A federal judge in Utah has ruled that a state law in Utah is not pre-empted by the Fair Debt Collection Practices Act, and denied a motion to dismiss a lawsuit against a collection agency filed by an individual.
The plaintiff sued The Cherrington Firm for allegedly violating the FDCPA and the Utah Consumer Sales Protection Act (UCSPA) by collecting more than what was actually owed. The defendant moved to have the UCSPA claim dismissed because a more specific federal statute, the FDCPA, is already in force.
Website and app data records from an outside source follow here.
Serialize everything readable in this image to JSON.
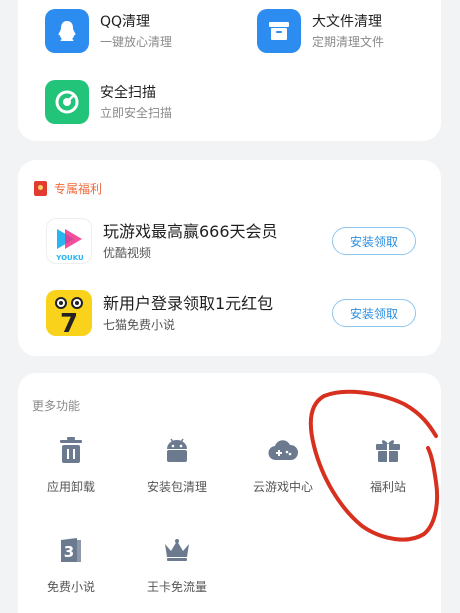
{
  "tools": [
    {
      "title": "QQ清理",
      "subtitle": "一键放心清理",
      "icon": "qq-penguin-icon",
      "color": "#2d8cf0"
    },
    {
      "title": "大文件清理",
      "subtitle": "定期清理文件",
      "icon": "archive-box-icon",
      "color": "#2d8cf0"
    },
    {
      "title": "安全扫描",
      "subtitle": "立即安全扫描",
      "icon": "scan-gauge-icon",
      "color": "#22c47a"
    }
  ],
  "benefits": {
    "title": "专属福利",
    "items": [
      {
        "title": "玩游戏最高赢666天会员",
        "subtitle": "优酷视频",
        "button": "安装领取",
        "logo_text": "YOUKU"
      },
      {
        "title": "新用户登录领取1元红包",
        "subtitle": "七猫免费小说",
        "button": "安装领取",
        "logo_text": "7"
      }
    ]
  },
  "more": {
    "title": "更多功能",
    "items": [
      {
        "label": "应用卸载",
        "icon": "trash-icon"
      },
      {
        "label": "安装包清理",
        "icon": "android-icon"
      },
      {
        "label": "云游戏中心",
        "icon": "cloud-gamepad-icon"
      },
      {
        "label": "福利站",
        "icon": "gift-icon"
      },
      {
        "label": "免费小说",
        "icon": "book-icon"
      },
      {
        "label": "王卡免流量",
        "icon": "crown-icon"
      }
    ]
  },
  "colors": {
    "accent": "#2a8ee0",
    "icon_gray": "#6b7a8f",
    "annotation_red": "#d8301f"
  }
}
A judge in the District Court for the District of Utah denied the motion.
Judge Jill Parrish ruled that the claim under the USCPA would only be barred if there was another more specific state law that regulated the matter in this particular case, namely debt collection.
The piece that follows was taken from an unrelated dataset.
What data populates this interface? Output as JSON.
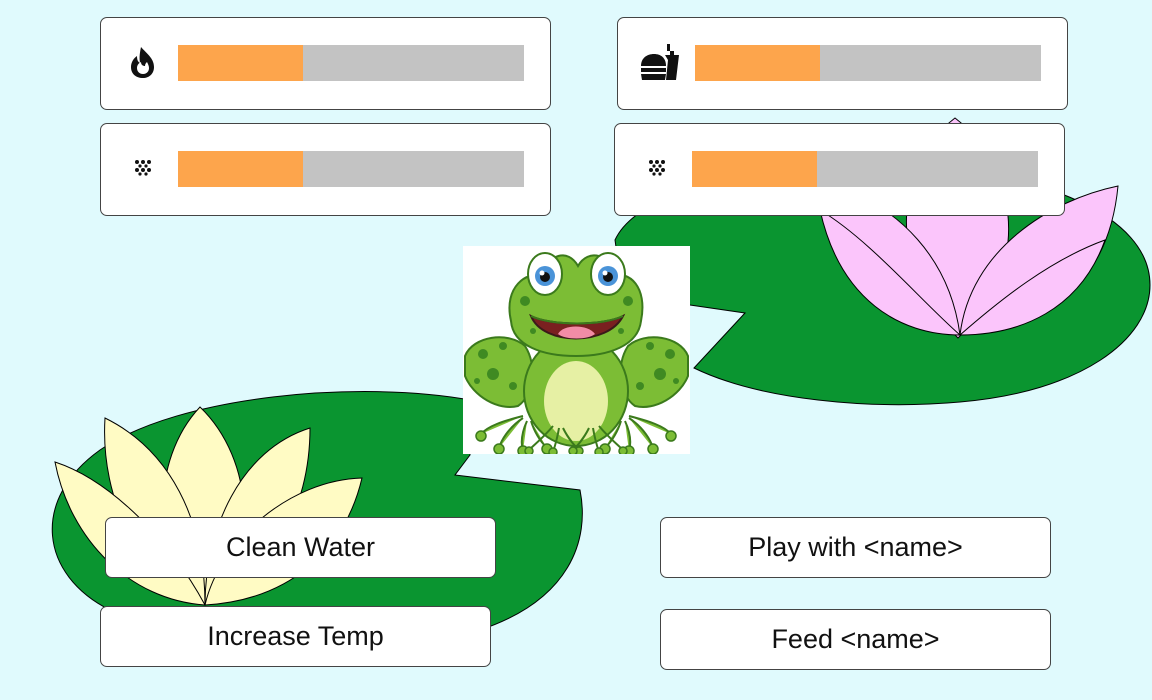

In a footnote, Judge Parrish noted that the defendant ignored a number of cases from the same court which have allowed plaintiffs to sue under both the UCSPA and the FDCPA. Judge Parrish also noted that the FDCPA includes language which says that the law “does not annul, alter, or affect, or exempt any person subject to the provisions of this subchapter from complying with the laws of any State with respect to debt collection practices, except to the extent those laws are inconsistent with any provision of this subchapter, and then only to the extent of the inconsistency.”